Officials confident of Olympic return
Orza, others hoping 2008 not baseball's swan song
BEIJING -- Gene Orza, chief operating officer of the MLB Players Association, was about 10 rows back behind home plate in the "Olympic Family" seats at Wukesong Baseball Field 2 on Thursday and shaking his head.
In front of him, Stephen Strasburg, a possible No. 1 overall pick in the next First-Year Player Draft, was dealing. The right-hander from San Diego State was putting down one Dutch batter after another on his way through seven innings of one-hit ball in the United States' 7-0 victory, showing how the game is played.
This is the sport, along with softball, being removed from the roster for the 2012 Summer Olympics in London. This is one of the players millions and millions of fans likely will be paying to watch in coming years.
"What's the deal with men's and women's air pistol, and all the gun events?" Orza asked. "There are something like 20 medals in shooting. I guess people have guns.
"Here you have one of the most popular sports in the world."
Orza was here along with Harvey Schiller, executive director of the International Baseball Federation (IBAF) and former head of the U.S. Olympic Committe, as well as John Ostermeyer, secretary general of IBAF and highly influential voice around International Olympic Committee circles for years. Schiller said earlier this week that he is optimistic baseball and softball will return to the Olympics with action afoot to make it happen, and he was told by President George W. Bush during Monday's China-U.S. exhibition, "We'll get it back."
"We all hope he's right," Orza said.
They were all relayed comments by Major League Baseball president Bob DuPuy published Thursday on MLB.com from the owners' meetings back in Washington, and they explained what those further steps are that are being taken to engineer a return vote in Copenhagen in October 2009. Ostermeyer said he and Schiller meet next week with the IOC Program Commission, which makes recommendations and evaluates all sports on a range of criteria. They are essentially lobbying on an ongoing basis with the various IOC members who are strewn about these Olympics at the various events.
"If the facts prevail," Orza said, "we have the better case. The sport has Olympic-level popularity now."

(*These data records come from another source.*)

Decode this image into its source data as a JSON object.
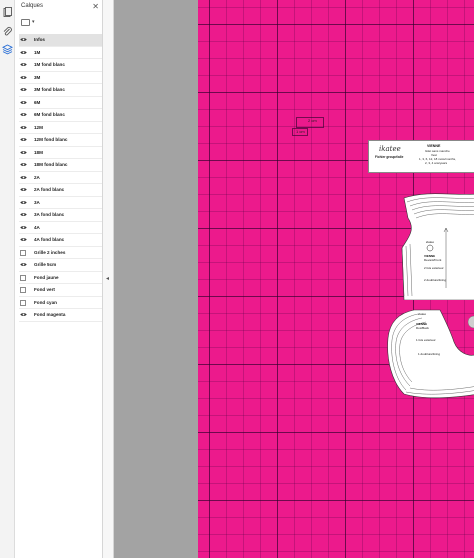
{
  "panel": {
    "title": "Calques",
    "close_label": "✕"
  },
  "layers": [
    {
      "label": "Infos",
      "visible": true,
      "selected": true
    },
    {
      "label": "1M",
      "visible": true
    },
    {
      "label": "1M fond blanc",
      "visible": true
    },
    {
      "label": "3M",
      "visible": true
    },
    {
      "label": "3M fond blanc",
      "visible": true
    },
    {
      "label": "6M",
      "visible": true
    },
    {
      "label": "6M fond blanc",
      "visible": true
    },
    {
      "label": "12M",
      "visible": true
    },
    {
      "label": "12M fond blanc",
      "visible": true
    },
    {
      "label": "18M",
      "visible": true
    },
    {
      "label": "18M fond blanc",
      "visible": true
    },
    {
      "label": "2A",
      "visible": true
    },
    {
      "label": "2A fond blanc",
      "visible": true
    },
    {
      "label": "3A",
      "visible": true
    },
    {
      "label": "3A fond blanc",
      "visible": true
    },
    {
      "label": "4A",
      "visible": true
    },
    {
      "label": "4A fond blanc",
      "visible": true
    },
    {
      "label": "Grille 2 inches",
      "visible": false
    },
    {
      "label": "Grille 5cm",
      "visible": true
    },
    {
      "label": "Fond jaune",
      "visible": false
    },
    {
      "label": "Fond vert",
      "visible": false
    },
    {
      "label": "Fond cyan",
      "visible": false
    },
    {
      "label": "Fond magenta",
      "visible": true
    }
  ],
  "document": {
    "page_color": "#ec1a8c",
    "scale_1": "2 cm",
    "scale_2": "1 cm",
    "title_block": {
      "signature": "ikatee",
      "name": "VIENNE",
      "line1": "Gilet sans manche",
      "line2": "Vest",
      "line3": "1, 3, 6, 12, 18 mois/months,",
      "line4": "2, 3, 4 ans/years",
      "footer": "Fichier groupé/alle"
    },
    "piece1": {
      "brand": "ikatee",
      "name": "VIENNE",
      "note1": "Devant/Front",
      "note2": "2 fois extérieur",
      "note3": "2 doublure/lining"
    },
    "piece2": {
      "brand": "ikatee",
      "name": "VIENNE",
      "note1": "Dos/Back",
      "note2": "1 fois extérieur",
      "note3": "1 doublure/lining"
    }
  }
}
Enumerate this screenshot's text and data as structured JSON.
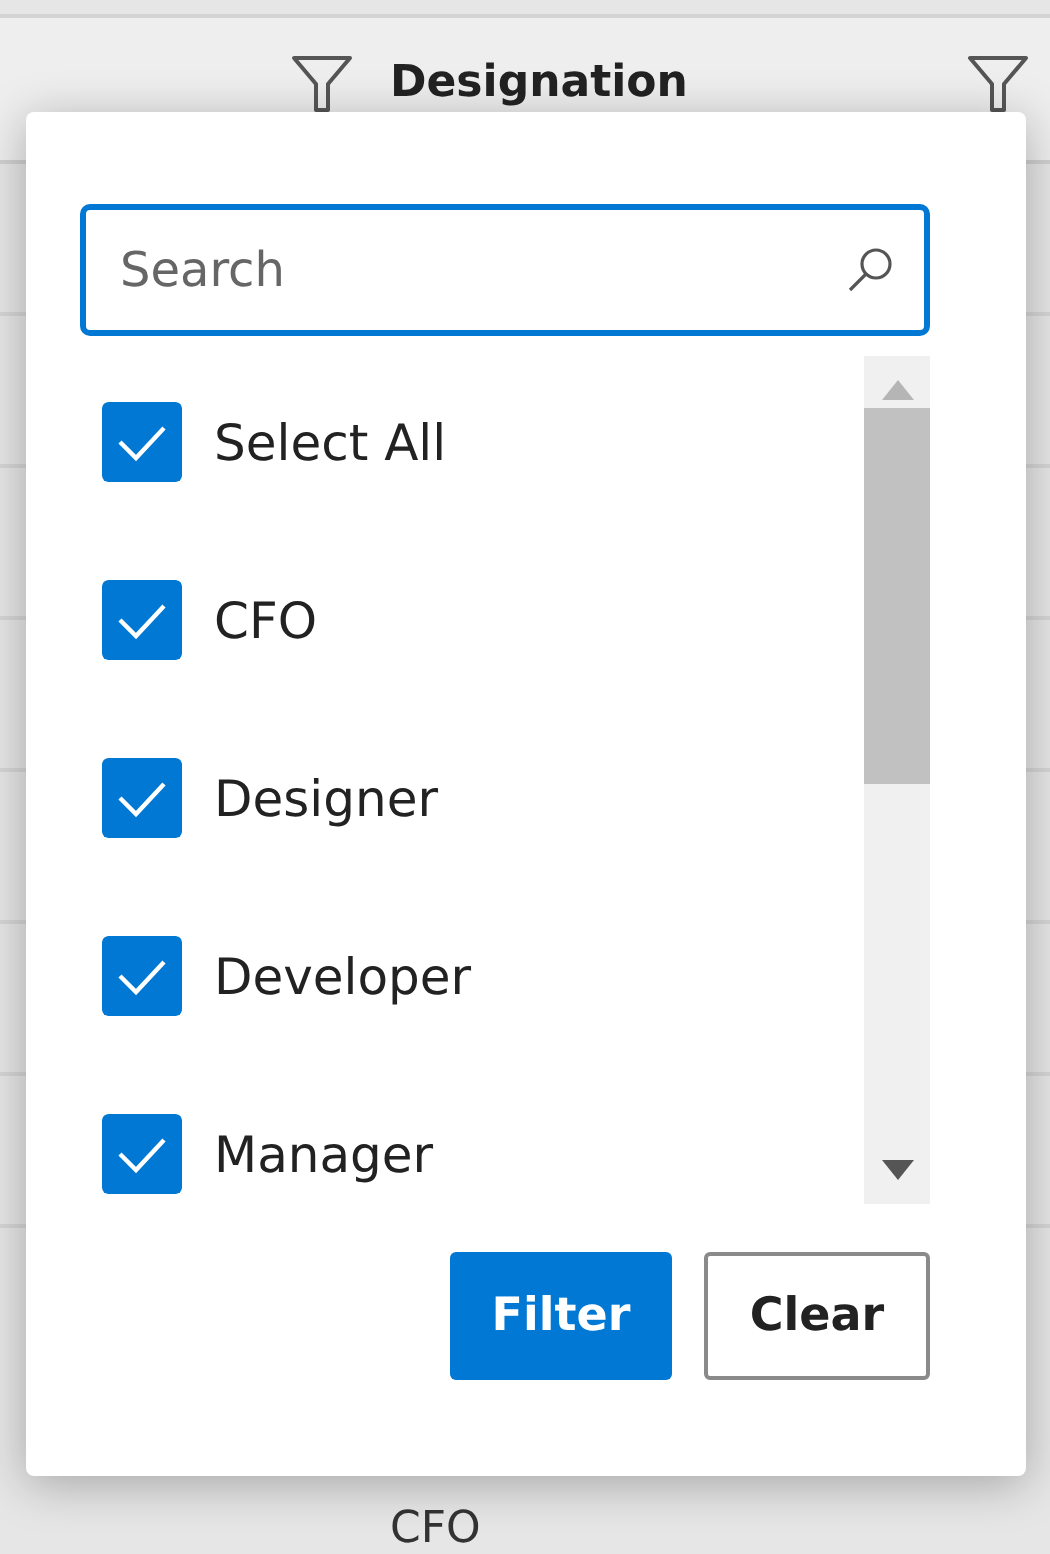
{
  "table": {
    "columns": [
      {
        "label": "Designation"
      }
    ],
    "rows": [
      {
        "designation": "CFO"
      }
    ]
  },
  "filter_popup": {
    "search": {
      "placeholder": "Search"
    },
    "items": [
      {
        "label": "Select All",
        "checked": true
      },
      {
        "label": "CFO",
        "checked": true
      },
      {
        "label": "Designer",
        "checked": true
      },
      {
        "label": "Developer",
        "checked": true
      },
      {
        "label": "Manager",
        "checked": true
      }
    ],
    "buttons": [
      {
        "label": "Filter",
        "kind": "primary"
      },
      {
        "label": "Clear",
        "kind": "secondary"
      }
    ]
  }
}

"What most people don't realize is that the vote to remove baseball happened at Singapore in 2001," Ostermeyer said. "It's not about getting Major Leaguers. It's very important to understand that at the time, they did not put another sport in its place. It does give an indication that they are prepared to re-address the matter."
Orza said he does not believe this is about trying to get Major Leaguers into the Olympics. Ostermeyer said, "50 percent of the IOC members are in Europe, and Europe dominates the Olympics agenda. No doubt about it. We want them to know it is a good sport that draws and has done well."
Ostermeyer said that European dominance weighed heavily at a time when the United States went on the offensive in search of weapons of mass destruction. "America was perceived to be war-mongering," said Ostermeyer, an Australian. Orza added, "A lot of them just didn't like us." Ostermeyer noted that the Baseball World Cup is being played next year in Europe, featuring 22 countries, and hosted in seven countries and 27 cities. "It looks like it's going to be televised," he said. "It's a huge event that finishes one week before the IOC makes its decision, and that was not coincidental."
Ostermeyer went into considerably more detail. If you sit down with him at a baseball game here, he will give you a long litany of reasons that he believes the many factions within the IOC had it out for baseball. He also said the IBAF was "tainted" by discussion of whether MLB's athletes had an overall problem with performance-enhancing substances, even though Orza, Schiller and Ostermeyer said Olympic baseball always has been WADA (World Anti-Doping Agency) compliant.
"Eight or 10 sports would be out if you applied the same criteria that the IOC applied to baseball," Ostermeyer said. "They haven't kicked [track and field] out despite what happened to Marion Jones." Although Orza said that's "not the issue," Ostermeyer said, "If not an issue, it's an excuse. We are tainted, there is no question, even though MLB is independent from the IBAF. We are being tarnished by a situation we have no control over. History has shown that there have been some issues and you can't ignore them."
As for softball, no one has ever said anything about its removal other than the mere fact that the American women dominate their sport as though they are the only lineup on the planet. Indeed, so far, no one has gotten a hit off them in 2008. Apparently, being the best has its problems. But again, as Ostermeyer said, this is not a recent news story; softball was given the 2012 heave-ho way back in 2001. People are just now getting riled because they are able to watch a swan song and be emotional.
The World Baseball Classic is returning next spring, and Orza said, "Those of us involved in running that event would stand to gain from the absence of baseball in the Olympics. But none of us feels that way. Not playing in the Olympics would be a real unfortunate blow to millions of people around the world."
As to DuPuy's comments about best available players, Orza noted the strength of the current top prospects on this U.S. roster and said, "We have to explore that. It's not entirely clear to me that the absence of talent is the reason. Countries around the world just don't understand how popular baseball is."
Mark Newman is enterprise editor of MLB.com. This story was not subject to the approval of Major League Baseball or its clubs.